↓
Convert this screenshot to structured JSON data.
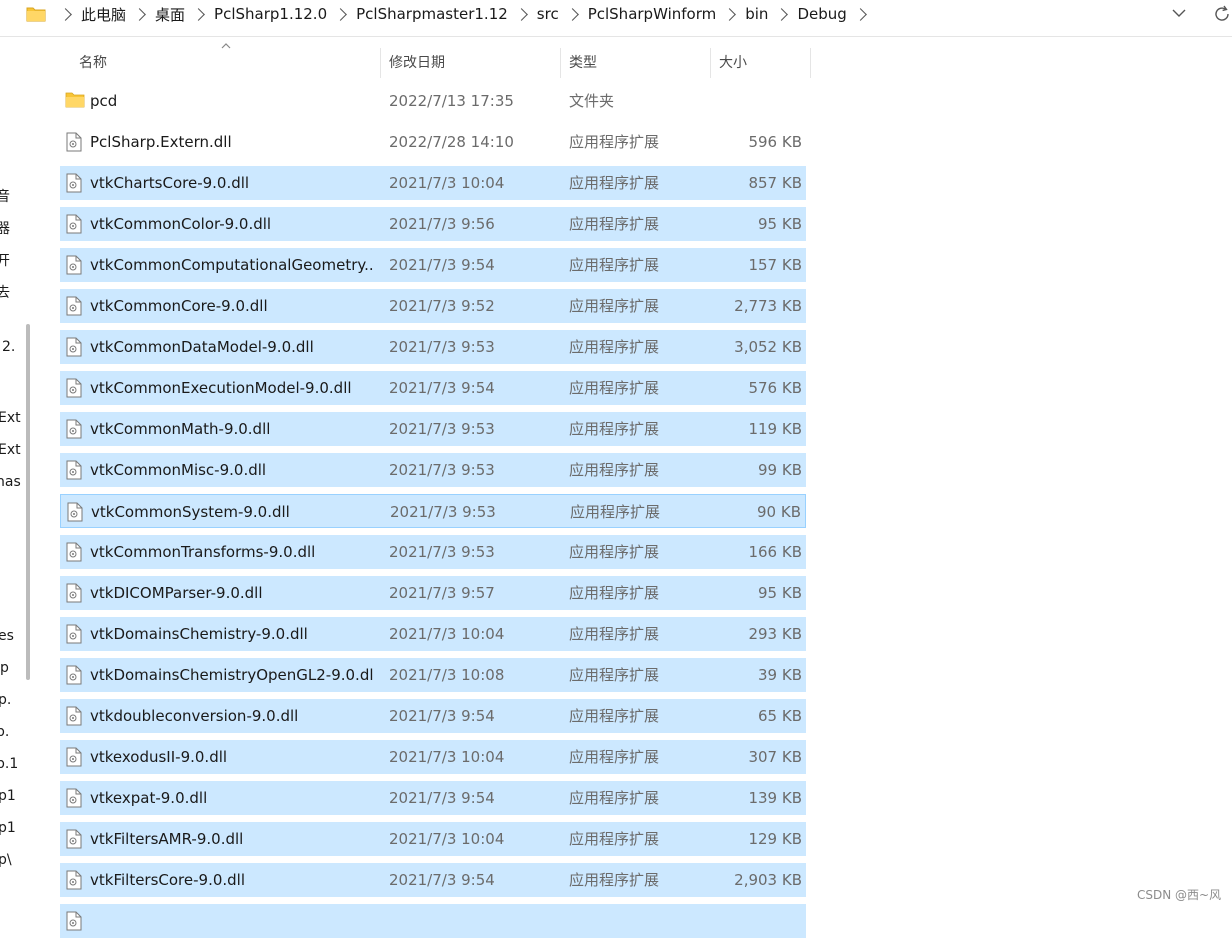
{
  "breadcrumb": [
    "此电脑",
    "桌面",
    "PclSharp1.12.0",
    "PclSharpmaster1.12",
    "src",
    "PclSharpWinform",
    "bin",
    "Debug"
  ],
  "columns": {
    "name": "名称",
    "date": "修改日期",
    "type": "类型",
    "size": "大小"
  },
  "nav_fragments": [
    "音",
    "器",
    "开",
    "去",
    "2.",
    "Ext",
    "Ext",
    "nas",
    "es",
    "p",
    "p.",
    "p.",
    "p.1",
    "p1",
    "p1",
    "p\\"
  ],
  "files": [
    {
      "icon": "folder-icon",
      "name": "pcd",
      "date": "2022/7/13 17:35",
      "type": "文件夹",
      "size": "",
      "selected": false
    },
    {
      "icon": "dll-file-icon",
      "name": "PclSharp.Extern.dll",
      "date": "2022/7/28 14:10",
      "type": "应用程序扩展",
      "size": "596 KB",
      "selected": false
    },
    {
      "icon": "dll-file-icon",
      "name": "vtkChartsCore-9.0.dll",
      "date": "2021/7/3 10:04",
      "type": "应用程序扩展",
      "size": "857 KB",
      "selected": true
    },
    {
      "icon": "dll-file-icon",
      "name": "vtkCommonColor-9.0.dll",
      "date": "2021/7/3 9:56",
      "type": "应用程序扩展",
      "size": "95 KB",
      "selected": true
    },
    {
      "icon": "dll-file-icon",
      "name": "vtkCommonComputationalGeometry...",
      "date": "2021/7/3 9:54",
      "type": "应用程序扩展",
      "size": "157 KB",
      "selected": true
    },
    {
      "icon": "dll-file-icon",
      "name": "vtkCommonCore-9.0.dll",
      "date": "2021/7/3 9:52",
      "type": "应用程序扩展",
      "size": "2,773 KB",
      "selected": true
    },
    {
      "icon": "dll-file-icon",
      "name": "vtkCommonDataModel-9.0.dll",
      "date": "2021/7/3 9:53",
      "type": "应用程序扩展",
      "size": "3,052 KB",
      "selected": true
    },
    {
      "icon": "dll-file-icon",
      "name": "vtkCommonExecutionModel-9.0.dll",
      "date": "2021/7/3 9:54",
      "type": "应用程序扩展",
      "size": "576 KB",
      "selected": true
    },
    {
      "icon": "dll-file-icon",
      "name": "vtkCommonMath-9.0.dll",
      "date": "2021/7/3 9:53",
      "type": "应用程序扩展",
      "size": "119 KB",
      "selected": true
    },
    {
      "icon": "dll-file-icon",
      "name": "vtkCommonMisc-9.0.dll",
      "date": "2021/7/3 9:53",
      "type": "应用程序扩展",
      "size": "99 KB",
      "selected": true
    },
    {
      "icon": "dll-file-icon",
      "name": "vtkCommonSystem-9.0.dll",
      "date": "2021/7/3 9:53",
      "type": "应用程序扩展",
      "size": "90 KB",
      "selected": true,
      "focused": true
    },
    {
      "icon": "dll-file-icon",
      "name": "vtkCommonTransforms-9.0.dll",
      "date": "2021/7/3 9:53",
      "type": "应用程序扩展",
      "size": "166 KB",
      "selected": true
    },
    {
      "icon": "dll-file-icon",
      "name": "vtkDICOMParser-9.0.dll",
      "date": "2021/7/3 9:57",
      "type": "应用程序扩展",
      "size": "95 KB",
      "selected": true
    },
    {
      "icon": "dll-file-icon",
      "name": "vtkDomainsChemistry-9.0.dll",
      "date": "2021/7/3 10:04",
      "type": "应用程序扩展",
      "size": "293 KB",
      "selected": true
    },
    {
      "icon": "dll-file-icon",
      "name": "vtkDomainsChemistryOpenGL2-9.0.dll",
      "date": "2021/7/3 10:08",
      "type": "应用程序扩展",
      "size": "39 KB",
      "selected": true
    },
    {
      "icon": "dll-file-icon",
      "name": "vtkdoubleconversion-9.0.dll",
      "date": "2021/7/3 9:54",
      "type": "应用程序扩展",
      "size": "65 KB",
      "selected": true
    },
    {
      "icon": "dll-file-icon",
      "name": "vtkexodusII-9.0.dll",
      "date": "2021/7/3 10:04",
      "type": "应用程序扩展",
      "size": "307 KB",
      "selected": true
    },
    {
      "icon": "dll-file-icon",
      "name": "vtkexpat-9.0.dll",
      "date": "2021/7/3 9:54",
      "type": "应用程序扩展",
      "size": "139 KB",
      "selected": true
    },
    {
      "icon": "dll-file-icon",
      "name": "vtkFiltersAMR-9.0.dll",
      "date": "2021/7/3 10:04",
      "type": "应用程序扩展",
      "size": "129 KB",
      "selected": true
    },
    {
      "icon": "dll-file-icon",
      "name": "vtkFiltersCore-9.0.dll",
      "date": "2021/7/3 9:54",
      "type": "应用程序扩展",
      "size": "2,903 KB",
      "selected": true
    },
    {
      "icon": "dll-file-icon",
      "name": "",
      "date": "",
      "type": "",
      "size": "",
      "selected": true
    }
  ],
  "watermark": "CSDN @西~风",
  "colors": {
    "selection": "#cce8ff",
    "selection_border": "#99d1ff",
    "folder": "#f8c537"
  }
}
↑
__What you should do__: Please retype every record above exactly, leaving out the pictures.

__Answer box__:
Convert this screenshot to structured JSON data.
{
  "breadcrumb": [
    "此电脑",
    "桌面",
    "PclSharp1.12.0",
    "PclSharpmaster1.12",
    "src",
    "PclSharpWinform",
    "bin",
    "Debug"
  ],
  "columns": {
    "name": "名称",
    "date": "修改日期",
    "type": "类型",
    "size": "大小"
  },
  "nav_fragments": [
    "音",
    "器",
    "开",
    "去",
    "2.",
    "Ext",
    "Ext",
    "nas",
    "es",
    "p",
    "p.",
    "p.",
    "p.1",
    "p1",
    "p1",
    "p\\"
  ],
  "files": [
    {
      "icon": "folder-icon",
      "name": "pcd",
      "date": "2022/7/13 17:35",
      "type": "文件夹",
      "size": "",
      "selected": false
    },
    {
      "icon": "dll-file-icon",
      "name": "PclSharp.Extern.dll",
      "date": "2022/7/28 14:10",
      "type": "应用程序扩展",
      "size": "596 KB",
      "selected": false
    },
    {
      "icon": "dll-file-icon",
      "name": "vtkChartsCore-9.0.dll",
      "date": "2021/7/3 10:04",
      "type": "应用程序扩展",
      "size": "857 KB",
      "selected": true
    },
    {
      "icon": "dll-file-icon",
      "name": "vtkCommonColor-9.0.dll",
      "date": "2021/7/3 9:56",
      "type": "应用程序扩展",
      "size": "95 KB",
      "selected": true
    },
    {
      "icon": "dll-file-icon",
      "name": "vtkCommonComputationalGeometry...",
      "date": "2021/7/3 9:54",
      "type": "应用程序扩展",
      "size": "157 KB",
      "selected": true
    },
    {
      "icon": "dll-file-icon",
      "name": "vtkCommonCore-9.0.dll",
      "date": "2021/7/3 9:52",
      "type": "应用程序扩展",
      "size": "2,773 KB",
      "selected": true
    },
    {
      "icon": "dll-file-icon",
      "name": "vtkCommonDataModel-9.0.dll",
      "date": "2021/7/3 9:53",
      "type": "应用程序扩展",
      "size": "3,052 KB",
      "selected": true
    },
    {
      "icon": "dll-file-icon",
      "name": "vtkCommonExecutionModel-9.0.dll",
      "date": "2021/7/3 9:54",
      "type": "应用程序扩展",
      "size": "576 KB",
      "selected": true
    },
    {
      "icon": "dll-file-icon",
      "name": "vtkCommonMath-9.0.dll",
      "date": "2021/7/3 9:53",
      "type": "应用程序扩展",
      "size": "119 KB",
      "selected": true
    },
    {
      "icon": "dll-file-icon",
      "name": "vtkCommonMisc-9.0.dll",
      "date": "2021/7/3 9:53",
      "type": "应用程序扩展",
      "size": "99 KB",
      "selected": true
    },
    {
      "icon": "dll-file-icon",
      "name": "vtkCommonSystem-9.0.dll",
      "date": "2021/7/3 9:53",
      "type": "应用程序扩展",
      "size": "90 KB",
      "selected": true,
      "focused": true
    },
    {
      "icon": "dll-file-icon",
      "name": "vtkCommonTransforms-9.0.dll",
      "date": "2021/7/3 9:53",
      "type": "应用程序扩展",
      "size": "166 KB",
      "selected": true
    },
    {
      "icon": "dll-file-icon",
      "name": "vtkDICOMParser-9.0.dll",
      "date": "2021/7/3 9:57",
      "type": "应用程序扩展",
      "size": "95 KB",
      "selected": true
    },
    {
      "icon": "dll-file-icon",
      "name": "vtkDomainsChemistry-9.0.dll",
      "date": "2021/7/3 10:04",
      "type": "应用程序扩展",
      "size": "293 KB",
      "selected": true
    },
    {
      "icon": "dll-file-icon",
      "name": "vtkDomainsChemistryOpenGL2-9.0.dll",
      "date": "2021/7/3 10:08",
      "type": "应用程序扩展",
      "size": "39 KB",
      "selected": true
    },
    {
      "icon": "dll-file-icon",
      "name": "vtkdoubleconversion-9.0.dll",
      "date": "2021/7/3 9:54",
      "type": "应用程序扩展",
      "size": "65 KB",
      "selected": true
    },
    {
      "icon": "dll-file-icon",
      "name": "vtkexodusII-9.0.dll",
      "date": "2021/7/3 10:04",
      "type": "应用程序扩展",
      "size": "307 KB",
      "selected": true
    },
    {
      "icon": "dll-file-icon",
      "name": "vtkexpat-9.0.dll",
      "date": "2021/7/3 9:54",
      "type": "应用程序扩展",
      "size": "139 KB",
      "selected": true
    },
    {
      "icon": "dll-file-icon",
      "name": "vtkFiltersAMR-9.0.dll",
      "date": "2021/7/3 10:04",
      "type": "应用程序扩展",
      "size": "129 KB",
      "selected": true
    },
    {
      "icon": "dll-file-icon",
      "name": "vtkFiltersCore-9.0.dll",
      "date": "2021/7/3 9:54",
      "type": "应用程序扩展",
      "size": "2,903 KB",
      "selected": true
    },
    {
      "icon": "dll-file-icon",
      "name": "",
      "date": "",
      "type": "",
      "size": "",
      "selected": true
    }
  ],
  "watermark": "CSDN @西~风",
  "colors": {
    "selection": "#cce8ff",
    "selection_border": "#99d1ff",
    "folder": "#f8c537"
  }
}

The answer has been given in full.